Nine people were arrested, but only charged with trespassing and minor bodily injury. Karin Wilfingseder of the communist union criticized that the criminal charges would fail to recognize the danger potential of the attack. “The message behind it can be interpreted as an invitation to attack leftist activists.” After all, the group “Immortal Vienna” was notorious for its “propensity for violence and racism”.5Amara, Nihad: Kritik an mildem Strafantrag gegen Neonazis. Kurier.at, 08.09.2014

Turkish Nationalists, 30 July 2016

Since there are also Kurdish associations in the Ernst Kirchweger House, the left centurion was also a target for Turkish fascists. They stormed a celebration of Serbian society on 30 July 2016 and shouted anti-Kurdish and anti-communist slogans. According to some media reports, they asked people present whether they were Kurds. When they denied, the fascists left again.

But riots did not stop: A witness told, how posters were torn from the wall, and a fire was put near wooden stairs. This fire was quickly extinguished. After this case the Office for the Protection of the Constitution was called in.6Krone.at: Türken-Bande überfiel “Kurden-Fest”: Feuer gelegt. 02.08.2016

Grey Wolves, 24 June – 25 June 2020

At a rally on women’s rights and Kurdistan in Vienna-Favoriten, Turkish fascists attacked the participants*. There were also attacks in front of the EKH. The following day there was another anti-fascist demonstration, where Turkish nationalists repeatedly disrupted the rally and attacked. According to a statement of the EKH, “right-wing extremist Grey Wolves, AKP supporters and self-proclaimed ‘Guardians of Favorites’ gathered again in the area and attacked the EKH after the police withdrew despite the obvious escalation.

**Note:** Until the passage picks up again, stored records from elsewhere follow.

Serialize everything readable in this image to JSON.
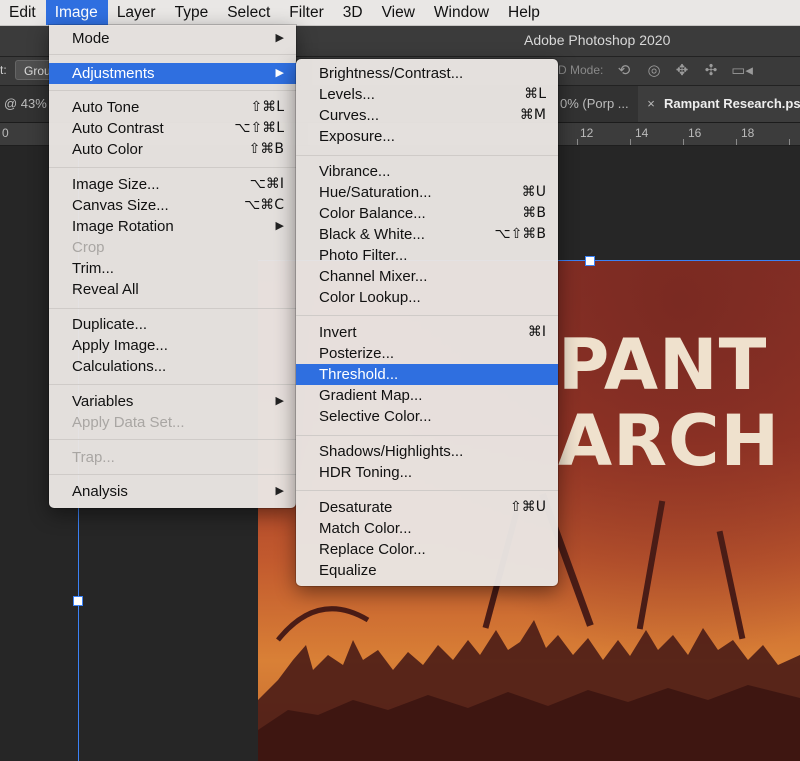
{
  "menubar": {
    "items": [
      "Edit",
      "Image",
      "Layer",
      "Type",
      "Select",
      "Filter",
      "3D",
      "View",
      "Window",
      "Help"
    ],
    "active": "Image"
  },
  "app_title": "Adobe Photoshop 2020",
  "options": {
    "label": "t:",
    "select_value": "Grou",
    "mode_3d": "D Mode:",
    "icons": [
      "orbit-icon",
      "roll-icon",
      "pan-icon",
      "slide-icon",
      "video-camera-icon"
    ]
  },
  "tabs": {
    "left": "@ 43%",
    "middle": "0% (Porp ...",
    "active": "Rampant Research.ps",
    "close_glyph": "×"
  },
  "ruler": {
    "numbers": [
      "0",
      "12",
      "14",
      "16",
      "18"
    ]
  },
  "poster": {
    "line1": "PANT",
    "line2": "ARCH"
  },
  "image_menu": {
    "items": [
      {
        "label": "Mode",
        "submenu": true
      },
      {
        "separator": true
      },
      {
        "label": "Adjustments",
        "submenu": true,
        "highlighted": true
      },
      {
        "separator": true
      },
      {
        "label": "Auto Tone",
        "shortcut": "⇧⌘L"
      },
      {
        "label": "Auto Contrast",
        "shortcut": "⌥⇧⌘L"
      },
      {
        "label": "Auto Color",
        "shortcut": "⇧⌘B"
      },
      {
        "separator": true
      },
      {
        "label": "Image Size...",
        "shortcut": "⌥⌘I"
      },
      {
        "label": "Canvas Size...",
        "shortcut": "⌥⌘C"
      },
      {
        "label": "Image Rotation",
        "submenu": true
      },
      {
        "label": "Crop",
        "disabled": true
      },
      {
        "label": "Trim..."
      },
      {
        "label": "Reveal All"
      },
      {
        "separator": true
      },
      {
        "label": "Duplicate..."
      },
      {
        "label": "Apply Image..."
      },
      {
        "label": "Calculations..."
      },
      {
        "separator": true
      },
      {
        "label": "Variables",
        "submenu": true
      },
      {
        "label": "Apply Data Set...",
        "disabled": true
      },
      {
        "separator": true
      },
      {
        "label": "Trap...",
        "disabled": true
      },
      {
        "separator": true
      },
      {
        "label": "Analysis",
        "submenu": true
      }
    ]
  },
  "adjustments_menu": {
    "items": [
      {
        "label": "Brightness/Contrast..."
      },
      {
        "label": "Levels...",
        "shortcut": "⌘L"
      },
      {
        "label": "Curves...",
        "shortcut": "⌘M"
      },
      {
        "label": "Exposure..."
      },
      {
        "separator": true
      },
      {
        "label": "Vibrance..."
      },
      {
        "label": "Hue/Saturation...",
        "shortcut": "⌘U"
      },
      {
        "label": "Color Balance...",
        "shortcut": "⌘B"
      },
      {
        "label": "Black & White...",
        "shortcut": "⌥⇧⌘B"
      },
      {
        "label": "Photo Filter..."
      },
      {
        "label": "Channel Mixer..."
      },
      {
        "label": "Color Lookup..."
      },
      {
        "separator": true
      },
      {
        "label": "Invert",
        "shortcut": "⌘I"
      },
      {
        "label": "Posterize..."
      },
      {
        "label": "Threshold...",
        "highlighted": true
      },
      {
        "label": "Gradient Map..."
      },
      {
        "label": "Selective Color..."
      },
      {
        "separator": true
      },
      {
        "label": "Shadows/Highlights..."
      },
      {
        "label": "HDR Toning..."
      },
      {
        "separator": true
      },
      {
        "label": "Desaturate",
        "shortcut": "⇧⌘U"
      },
      {
        "label": "Match Color..."
      },
      {
        "label": "Replace Color..."
      },
      {
        "label": "Equalize"
      }
    ]
  },
  "colors": {
    "highlight": "#2f6fe0",
    "guide": "#3b82f6",
    "poster_text": "#efe1cd"
  }
}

There was a riot of up to 300 Turkish fascists, who attacked the EKH with stones, bottles and fireworks. They also tried to enter the building by force. The police intervened late and was also attacked by the fascists, as they announced in a press release. Only around 10:30 pm the situation calmed down again.7Der Standard: Erneut Angriff Grauer Wölfe auf kurdische Demo in Wien-Favoriten. 26.06.2020